(Data excerpts)
* * * * * * *

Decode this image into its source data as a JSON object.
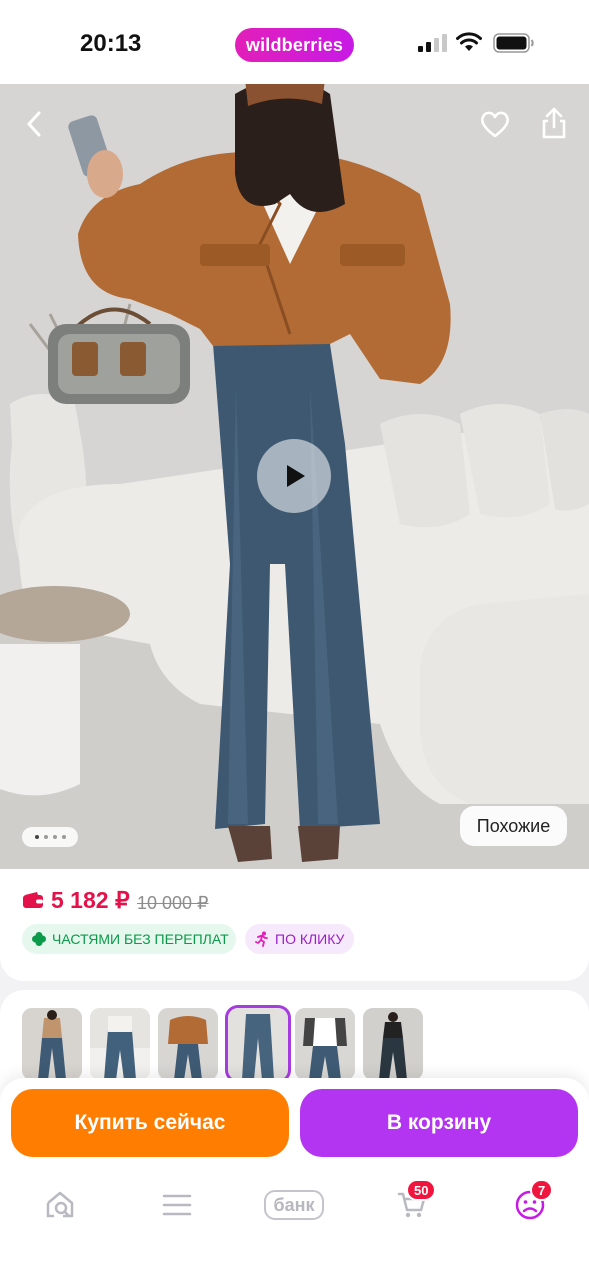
{
  "status_bar": {
    "time": "20:13",
    "brand": "wildberries",
    "icons": [
      "signal-icon",
      "wifi-icon",
      "battery-icon"
    ]
  },
  "hero": {
    "back_icon": "chevron-left-icon",
    "favorite_icon": "heart-icon",
    "share_icon": "share-icon",
    "play_icon": "play-icon",
    "image_count": 4,
    "current_image": 1,
    "similar_label": "Похожие"
  },
  "price": {
    "current": "5 182 ₽",
    "old": "10 000 ₽",
    "currency_icon": "wallet-icon",
    "color": "#e3124a"
  },
  "badges": [
    {
      "label": "ЧАСТЯМИ БЕЗ ПЕРЕПЛАТ",
      "icon": "clover-icon",
      "color": "#0a9a4a"
    },
    {
      "label": "ПО КЛИКУ",
      "icon": "running-man-icon",
      "color": "#9b1fc7"
    }
  ],
  "thumbnails": {
    "count": 6,
    "selected_index": 3
  },
  "actions": {
    "buy_now": "Купить сейчас",
    "add_to_cart": "В корзину",
    "buy_color": "#ff7d00",
    "cart_color": "#b335f2"
  },
  "bottom_nav": {
    "items": [
      {
        "name": "home",
        "icon": "home-search-icon"
      },
      {
        "name": "catalog",
        "icon": "menu-icon"
      },
      {
        "name": "bank",
        "label": "банк"
      },
      {
        "name": "cart",
        "icon": "cart-icon",
        "badge": "50"
      },
      {
        "name": "profile",
        "icon": "profile-icon",
        "badge": "7"
      }
    ]
  }
}
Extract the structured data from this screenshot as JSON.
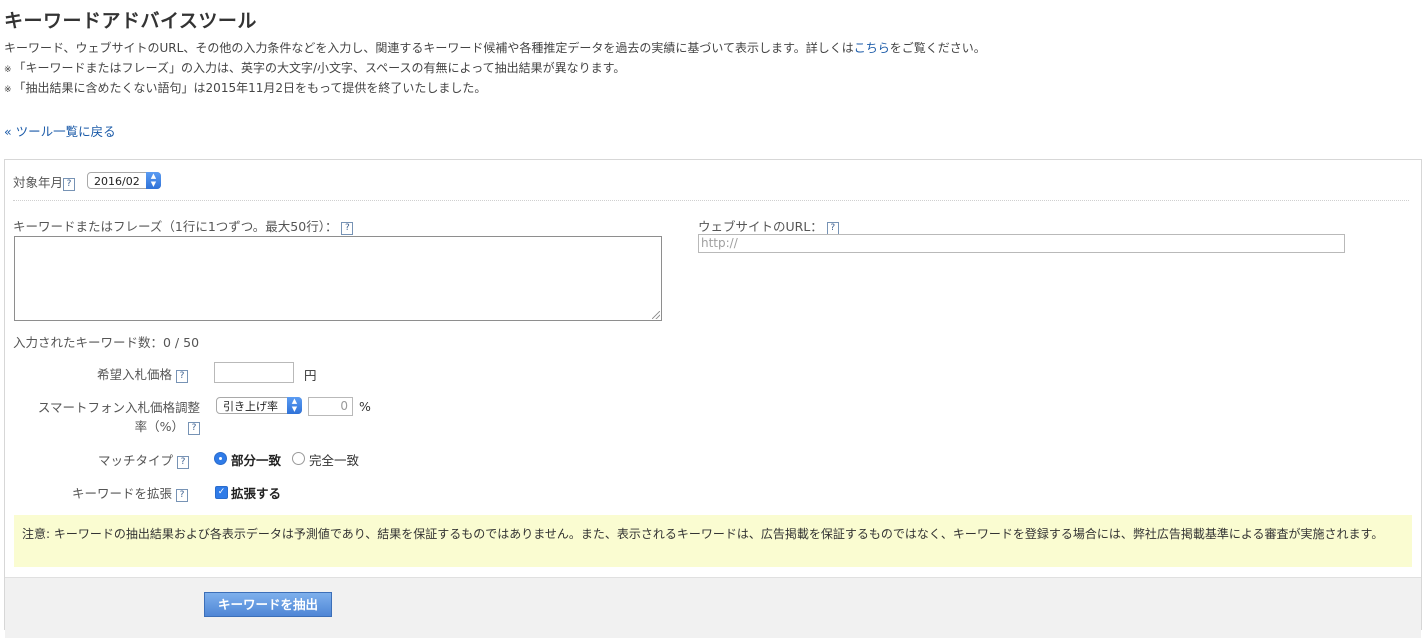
{
  "page": {
    "title": "キーワードアドバイスツール",
    "description_prefix": "キーワード、ウェブサイトのURL、その他の入力条件などを入力し、関連するキーワード候補や各種推定データを過去の実績に基づいて表示します。詳しくは",
    "description_link": "こちら",
    "description_suffix": "をご覧ください。",
    "note_mark": "※",
    "note1": "「キーワードまたはフレーズ」の入力は、英字の大文字/小文字、スペースの有無によって抽出結果が異なります。",
    "note2": "「抽出結果に含めたくない語句」は2015年11月2日をもって提供を終了いたしました。",
    "back_link": "« ツール一覧に戻る"
  },
  "form": {
    "help_glyph": "?",
    "target_month_label": "対象年月",
    "target_month_value": "2016/02",
    "keyword_label": "キーワードまたはフレーズ（1行に1つずつ。最大50行）：",
    "keyword_value": "",
    "url_label": "ウェブサイトのURL：",
    "url_placeholder": "http://",
    "keyword_count": "入力されたキーワード数：0 / 50",
    "bid_label": "希望入札価格",
    "bid_value": "",
    "bid_unit": "円",
    "smartphone_label_line1": "スマートフォン入札価格調整",
    "smartphone_label_line2": "率（%）",
    "smartphone_select_value": "引き上げ率",
    "smartphone_rate_value": "0",
    "smartphone_unit": "%",
    "match_type_label": "マッチタイプ",
    "match_partial": "部分一致",
    "match_exact": "完全一致",
    "match_selected": "部分一致",
    "expand_label": "キーワードを拡張",
    "expand_option": "拡張する",
    "expand_checked": true,
    "notice": "注意: キーワードの抽出結果および各表示データは予測値であり、結果を保証するものではありません。また、表示されるキーワードは、広告掲載を保証するものではなく、キーワードを登録する場合には、弊社広告掲載基準による審査が実施されます。",
    "submit_label": "キーワードを抽出"
  },
  "colors": {
    "link": "#1a5aa8",
    "accent": "#2f7be8",
    "notice_bg": "#fafcd1"
  }
}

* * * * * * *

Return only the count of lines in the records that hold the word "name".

The completed task ▸ 5